*ASSIGNMENT*. Would you please restate all of the data exactly?

*RECORDS TO PROCESS*.
•••

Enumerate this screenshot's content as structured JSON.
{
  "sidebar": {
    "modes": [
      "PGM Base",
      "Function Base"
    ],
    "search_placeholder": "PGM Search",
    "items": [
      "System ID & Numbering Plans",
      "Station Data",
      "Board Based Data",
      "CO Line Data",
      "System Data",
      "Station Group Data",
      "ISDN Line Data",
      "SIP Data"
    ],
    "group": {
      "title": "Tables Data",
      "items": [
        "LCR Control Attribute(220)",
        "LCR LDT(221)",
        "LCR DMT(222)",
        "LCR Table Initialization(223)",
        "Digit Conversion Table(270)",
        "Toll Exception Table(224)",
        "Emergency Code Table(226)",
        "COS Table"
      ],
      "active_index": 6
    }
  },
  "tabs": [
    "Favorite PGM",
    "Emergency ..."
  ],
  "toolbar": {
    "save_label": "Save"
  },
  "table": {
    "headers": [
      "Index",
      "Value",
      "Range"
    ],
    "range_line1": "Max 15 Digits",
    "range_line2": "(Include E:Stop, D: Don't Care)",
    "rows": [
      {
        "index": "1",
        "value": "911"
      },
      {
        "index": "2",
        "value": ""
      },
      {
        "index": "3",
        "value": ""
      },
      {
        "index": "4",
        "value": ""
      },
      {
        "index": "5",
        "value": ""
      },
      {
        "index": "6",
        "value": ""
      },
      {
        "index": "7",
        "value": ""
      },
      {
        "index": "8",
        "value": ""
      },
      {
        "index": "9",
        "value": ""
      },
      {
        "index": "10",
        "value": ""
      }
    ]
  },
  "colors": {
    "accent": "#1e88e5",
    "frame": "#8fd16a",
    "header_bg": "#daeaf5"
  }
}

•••

*SOLUTION BELOW*.
Enumerate this screenshot's content as structured JSON.
{
  "sidebar": {
    "modes": [
      "PGM Base",
      "Function Base"
    ],
    "search_placeholder": "PGM Search",
    "items": [
      "System ID & Numbering Plans",
      "Station Data",
      "Board Based Data",
      "CO Line Data",
      "System Data",
      "Station Group Data",
      "ISDN Line Data",
      "SIP Data"
    ],
    "group": {
      "title": "Tables Data",
      "items": [
        "LCR Control Attribute(220)",
        "LCR LDT(221)",
        "LCR DMT(222)",
        "LCR Table Initialization(223)",
        "Digit Conversion Table(270)",
        "Toll Exception Table(224)",
        "Emergency Code Table(226)",
        "COS Table"
      ],
      "active_index": 6
    }
  },
  "tabs": [
    "Favorite PGM",
    "Emergency ..."
  ],
  "toolbar": {
    "save_label": "Save"
  },
  "table": {
    "headers": [
      "Index",
      "Value",
      "Range"
    ],
    "range_line1": "Max 15 Digits",
    "range_line2": "(Include E:Stop, D: Don't Care)",
    "rows": [
      {
        "index": "1",
        "value": "911"
      },
      {
        "index": "2",
        "value": ""
      },
      {
        "index": "3",
        "value": ""
      },
      {
        "index": "4",
        "value": ""
      },
      {
        "index": "5",
        "value": ""
      },
      {
        "index": "6",
        "value": ""
      },
      {
        "index": "7",
        "value": ""
      },
      {
        "index": "8",
        "value": ""
      },
      {
        "index": "9",
        "value": ""
      },
      {
        "index": "10",
        "value": ""
      }
    ]
  },
  "colors": {
    "accent": "#1e88e5",
    "frame": "#8fd16a",
    "header_bg": "#daeaf5"
  }
}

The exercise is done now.